### Exercise goal
Work through the data line by line, gathering every line that has the word "bowl".

### Task input
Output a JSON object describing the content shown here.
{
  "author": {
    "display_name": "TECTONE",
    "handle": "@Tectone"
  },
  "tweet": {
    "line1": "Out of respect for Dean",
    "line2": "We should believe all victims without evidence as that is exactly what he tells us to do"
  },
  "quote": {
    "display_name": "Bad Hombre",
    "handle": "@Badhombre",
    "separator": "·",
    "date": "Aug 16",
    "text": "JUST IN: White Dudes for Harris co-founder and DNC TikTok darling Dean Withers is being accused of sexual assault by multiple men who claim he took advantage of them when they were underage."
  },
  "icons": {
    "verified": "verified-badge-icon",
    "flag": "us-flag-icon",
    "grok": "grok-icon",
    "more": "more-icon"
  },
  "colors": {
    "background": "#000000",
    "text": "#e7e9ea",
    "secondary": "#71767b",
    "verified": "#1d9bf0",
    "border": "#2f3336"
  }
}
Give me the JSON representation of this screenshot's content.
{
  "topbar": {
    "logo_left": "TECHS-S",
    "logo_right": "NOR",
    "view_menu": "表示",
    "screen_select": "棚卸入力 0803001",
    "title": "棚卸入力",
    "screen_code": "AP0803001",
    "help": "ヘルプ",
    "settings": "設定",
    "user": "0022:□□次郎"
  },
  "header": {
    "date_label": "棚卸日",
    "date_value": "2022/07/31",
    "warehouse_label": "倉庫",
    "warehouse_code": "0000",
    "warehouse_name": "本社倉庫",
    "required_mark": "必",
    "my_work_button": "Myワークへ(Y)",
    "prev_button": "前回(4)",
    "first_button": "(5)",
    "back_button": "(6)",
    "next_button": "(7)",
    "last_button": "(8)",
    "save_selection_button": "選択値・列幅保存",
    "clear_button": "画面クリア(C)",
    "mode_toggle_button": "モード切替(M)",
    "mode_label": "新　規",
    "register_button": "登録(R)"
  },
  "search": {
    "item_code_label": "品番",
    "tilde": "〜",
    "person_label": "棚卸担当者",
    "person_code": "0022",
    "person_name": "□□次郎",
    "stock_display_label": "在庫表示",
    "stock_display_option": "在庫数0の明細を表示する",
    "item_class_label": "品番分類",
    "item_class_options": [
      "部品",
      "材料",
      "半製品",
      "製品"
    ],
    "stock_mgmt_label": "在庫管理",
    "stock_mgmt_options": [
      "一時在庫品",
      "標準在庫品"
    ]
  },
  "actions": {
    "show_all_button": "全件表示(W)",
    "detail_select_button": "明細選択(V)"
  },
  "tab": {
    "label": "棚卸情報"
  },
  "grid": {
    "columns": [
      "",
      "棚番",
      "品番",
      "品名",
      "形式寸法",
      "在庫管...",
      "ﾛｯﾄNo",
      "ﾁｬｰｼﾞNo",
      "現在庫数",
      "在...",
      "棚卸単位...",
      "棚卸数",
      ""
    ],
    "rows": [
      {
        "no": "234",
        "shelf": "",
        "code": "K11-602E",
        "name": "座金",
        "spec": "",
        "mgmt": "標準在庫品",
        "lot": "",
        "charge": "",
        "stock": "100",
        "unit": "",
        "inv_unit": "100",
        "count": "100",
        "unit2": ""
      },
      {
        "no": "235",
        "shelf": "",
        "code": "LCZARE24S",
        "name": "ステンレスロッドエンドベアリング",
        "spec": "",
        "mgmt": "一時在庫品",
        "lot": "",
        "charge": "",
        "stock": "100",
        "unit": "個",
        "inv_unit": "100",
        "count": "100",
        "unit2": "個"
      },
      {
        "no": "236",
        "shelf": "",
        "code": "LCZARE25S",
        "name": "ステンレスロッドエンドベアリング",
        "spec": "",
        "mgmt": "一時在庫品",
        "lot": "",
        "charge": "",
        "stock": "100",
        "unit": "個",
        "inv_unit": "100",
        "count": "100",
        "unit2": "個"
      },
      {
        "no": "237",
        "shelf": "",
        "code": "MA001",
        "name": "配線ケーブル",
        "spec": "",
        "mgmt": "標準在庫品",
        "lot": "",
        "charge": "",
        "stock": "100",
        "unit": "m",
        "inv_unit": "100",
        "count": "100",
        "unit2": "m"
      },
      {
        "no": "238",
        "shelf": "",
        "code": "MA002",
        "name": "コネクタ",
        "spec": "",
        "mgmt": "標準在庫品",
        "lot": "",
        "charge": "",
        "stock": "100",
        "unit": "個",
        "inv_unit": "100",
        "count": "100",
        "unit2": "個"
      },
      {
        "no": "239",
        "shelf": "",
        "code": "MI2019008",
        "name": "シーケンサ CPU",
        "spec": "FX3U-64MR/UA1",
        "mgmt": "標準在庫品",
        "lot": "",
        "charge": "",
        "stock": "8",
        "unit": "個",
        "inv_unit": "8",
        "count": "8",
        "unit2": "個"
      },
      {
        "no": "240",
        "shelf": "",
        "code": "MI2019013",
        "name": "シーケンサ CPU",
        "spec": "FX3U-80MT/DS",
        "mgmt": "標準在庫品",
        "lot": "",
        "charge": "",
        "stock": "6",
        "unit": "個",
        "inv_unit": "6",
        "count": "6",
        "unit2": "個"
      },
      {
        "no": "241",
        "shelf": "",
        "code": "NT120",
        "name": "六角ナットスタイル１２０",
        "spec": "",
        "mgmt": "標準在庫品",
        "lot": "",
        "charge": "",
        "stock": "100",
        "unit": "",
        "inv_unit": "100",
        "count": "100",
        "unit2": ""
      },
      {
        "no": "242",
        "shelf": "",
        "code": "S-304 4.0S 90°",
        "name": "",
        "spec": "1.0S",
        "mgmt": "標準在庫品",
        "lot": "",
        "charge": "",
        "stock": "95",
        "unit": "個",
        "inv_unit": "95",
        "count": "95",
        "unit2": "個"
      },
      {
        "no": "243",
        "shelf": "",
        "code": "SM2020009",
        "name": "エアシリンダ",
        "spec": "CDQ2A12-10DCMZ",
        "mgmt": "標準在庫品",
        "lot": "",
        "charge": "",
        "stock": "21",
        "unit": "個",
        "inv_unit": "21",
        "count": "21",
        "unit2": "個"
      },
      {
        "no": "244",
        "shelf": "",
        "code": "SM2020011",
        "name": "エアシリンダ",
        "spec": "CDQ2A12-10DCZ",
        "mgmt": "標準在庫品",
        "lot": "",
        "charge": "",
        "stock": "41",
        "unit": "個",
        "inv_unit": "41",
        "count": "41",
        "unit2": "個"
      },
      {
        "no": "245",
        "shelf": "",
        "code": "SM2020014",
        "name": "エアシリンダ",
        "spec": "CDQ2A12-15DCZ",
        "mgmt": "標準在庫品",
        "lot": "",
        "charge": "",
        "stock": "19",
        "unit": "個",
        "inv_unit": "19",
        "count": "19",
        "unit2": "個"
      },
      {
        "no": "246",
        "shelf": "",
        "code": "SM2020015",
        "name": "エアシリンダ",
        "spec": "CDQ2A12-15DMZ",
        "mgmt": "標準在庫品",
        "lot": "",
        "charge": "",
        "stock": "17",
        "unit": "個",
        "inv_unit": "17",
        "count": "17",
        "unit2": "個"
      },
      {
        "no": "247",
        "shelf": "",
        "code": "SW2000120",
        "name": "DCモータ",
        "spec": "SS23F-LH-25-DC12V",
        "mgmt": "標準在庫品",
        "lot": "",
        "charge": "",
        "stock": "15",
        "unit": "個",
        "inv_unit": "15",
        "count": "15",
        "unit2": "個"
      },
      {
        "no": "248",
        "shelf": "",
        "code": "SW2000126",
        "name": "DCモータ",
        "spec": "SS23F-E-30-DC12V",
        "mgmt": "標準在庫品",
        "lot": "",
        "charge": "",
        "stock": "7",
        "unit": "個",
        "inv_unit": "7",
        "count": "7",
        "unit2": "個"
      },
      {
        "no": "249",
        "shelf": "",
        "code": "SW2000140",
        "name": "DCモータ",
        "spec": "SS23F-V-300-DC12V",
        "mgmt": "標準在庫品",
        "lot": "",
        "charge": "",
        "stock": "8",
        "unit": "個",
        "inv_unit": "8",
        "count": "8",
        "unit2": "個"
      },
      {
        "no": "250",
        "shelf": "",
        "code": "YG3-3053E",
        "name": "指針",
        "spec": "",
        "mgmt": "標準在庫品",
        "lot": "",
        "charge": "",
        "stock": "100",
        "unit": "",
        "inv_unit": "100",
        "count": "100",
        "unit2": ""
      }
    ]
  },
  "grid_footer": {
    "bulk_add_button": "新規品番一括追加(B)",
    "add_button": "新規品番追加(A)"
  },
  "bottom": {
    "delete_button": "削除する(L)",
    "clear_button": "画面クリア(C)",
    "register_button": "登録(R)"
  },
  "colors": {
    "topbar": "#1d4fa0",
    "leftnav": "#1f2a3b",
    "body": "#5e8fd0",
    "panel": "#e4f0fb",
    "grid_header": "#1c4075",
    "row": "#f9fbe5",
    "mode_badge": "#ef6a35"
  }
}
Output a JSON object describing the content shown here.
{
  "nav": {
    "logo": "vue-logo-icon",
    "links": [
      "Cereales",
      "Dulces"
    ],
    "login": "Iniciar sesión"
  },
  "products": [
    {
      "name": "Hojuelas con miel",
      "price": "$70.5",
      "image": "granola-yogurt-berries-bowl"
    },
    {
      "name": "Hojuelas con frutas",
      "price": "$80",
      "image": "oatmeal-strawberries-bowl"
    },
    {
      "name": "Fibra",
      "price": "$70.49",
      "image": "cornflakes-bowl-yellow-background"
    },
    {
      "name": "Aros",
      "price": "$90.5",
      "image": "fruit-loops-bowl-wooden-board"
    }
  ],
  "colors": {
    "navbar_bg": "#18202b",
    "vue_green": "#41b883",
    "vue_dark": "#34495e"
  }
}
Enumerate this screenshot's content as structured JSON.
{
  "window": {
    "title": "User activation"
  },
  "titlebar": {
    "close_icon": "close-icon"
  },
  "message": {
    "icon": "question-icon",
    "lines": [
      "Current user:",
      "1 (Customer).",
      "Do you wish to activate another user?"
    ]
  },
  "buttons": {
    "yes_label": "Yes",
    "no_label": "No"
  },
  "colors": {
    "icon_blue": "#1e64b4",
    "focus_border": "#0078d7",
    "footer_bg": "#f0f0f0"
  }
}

### The completed task
      "image": "granola-yogurt-berries-bowl"
      "image": "oatmeal-strawberries-bowl"
      "image": "cornflakes-bowl-yellow-background"
      "image": "fruit-loops-bowl-wooden-board"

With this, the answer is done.